I'm all for it.
I know Joe Flacco is all for it.
Hey, who isn't?
Listen to what Hall of Fame receiver Michael Irvin said of Perriman, who caught 50 passes for 1,044 yards and nine touchdowns last season as a junior at Central Florida: "The speed this kid has is incredible. He can absolutely fly. Perriman reminds me a lot of Andre Johnson. When you start talking about money downs, no player made more plays on third and fourth downs than Perriman."
If that doesn't get your juices flowing, hey, you might not have a pulse.
Perriman fills a crucial void in the offense that opened up when Torrey Smith signed with the San Francisco 49ers in March. The Ravens still had a productive group of receivers led by Steve Smith Sr., Marlon Brown and Kamar Aiken, a group they like so much that they said several times recently that they didn't feel they needed to draft a receiver. But the reality was they no longer had a flat-out burner. They did need to add that dimension, especially given Flacco's deep-ball talents and new Offensive Coordinator Mark Trestman's track record of getting a lot out of receivers.
Now they have that speed dimension. Perriman's 40-yard dash time is one of the fastest ever. With Flacco throwing to him, Smith mentoring him and Trestman drawing up plays for him, he's in quite a situation for a young receiver.

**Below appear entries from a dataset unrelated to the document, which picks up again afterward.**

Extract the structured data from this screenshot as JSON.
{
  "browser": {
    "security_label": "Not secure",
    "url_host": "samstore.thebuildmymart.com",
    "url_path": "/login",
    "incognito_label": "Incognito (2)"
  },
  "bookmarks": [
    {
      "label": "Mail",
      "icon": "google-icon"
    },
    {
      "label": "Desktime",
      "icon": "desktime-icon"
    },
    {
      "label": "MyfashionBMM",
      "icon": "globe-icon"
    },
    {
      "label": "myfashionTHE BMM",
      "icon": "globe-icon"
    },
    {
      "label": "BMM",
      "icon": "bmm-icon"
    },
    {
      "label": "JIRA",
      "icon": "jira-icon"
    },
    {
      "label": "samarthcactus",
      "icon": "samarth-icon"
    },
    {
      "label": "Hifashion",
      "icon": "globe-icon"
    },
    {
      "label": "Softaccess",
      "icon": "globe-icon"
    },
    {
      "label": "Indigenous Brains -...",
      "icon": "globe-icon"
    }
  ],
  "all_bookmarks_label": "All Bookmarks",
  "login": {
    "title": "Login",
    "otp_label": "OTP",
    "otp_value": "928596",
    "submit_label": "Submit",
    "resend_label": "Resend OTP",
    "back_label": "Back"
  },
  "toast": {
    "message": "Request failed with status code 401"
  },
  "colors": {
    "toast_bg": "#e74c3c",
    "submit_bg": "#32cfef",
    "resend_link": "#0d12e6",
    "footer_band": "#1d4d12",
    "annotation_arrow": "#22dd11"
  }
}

"I know it's a great opportunity," he said Thursday night.
It might take me a few days to get used to the fact that the Ravens actually did this. Their style is to use the high end of the draft to add building blocks, fortify the guts of their team. They hadn't drafted an offensive player with a first-round pick since 2008. They hadn't drafted a wide receiver or running back with a first-round pick since 2005.
Honestly, when the night started, I thought they would end up taking a defensive player such as cornerback Marcus Peters or pass rusher Shane Ray.
But as the first round unfolded, it became clear that a handful of highly-rated receivers would be available when the Ravens picked. Miami's Phillip Dorsett and Arizona State's Jaelen Strong were also available as well as Perriman.
But the Ravens weren't just looking to fill one of their biggest needs. They were looking to fill the need with one player in particular.
Head Coach John Harbaugh told WBAL late Thursday night that the team had Perriman rated as the "14th or 15th" best player in the draft, making it clear why they were so elated to get him at No. 26. GM Ozzie Newsome said the team probably would have traded out of the first round if Perriman hadn't been available.
If I'm reading between those lines correctly, he was the last highly-rated player on their board who was still available when their turn came. No wonder Newsome turned in the pick less than two minutes into the Ravens' allotted 10-minute window. He knew he had his man, another value selection near the bottom of the first round.
The Ravens still have a handful of other needs they need to address with their nine remaining picks over the next two days. Don't be surprised if they make a trade, package several of those picks to move up and grab a player in the second or third round Friday night. They could use a pass-catching tight end and they need to bolster their depth at cornerback.
But the Perriman pick already assures them of a draft class that will ramp up the excitement for 2015.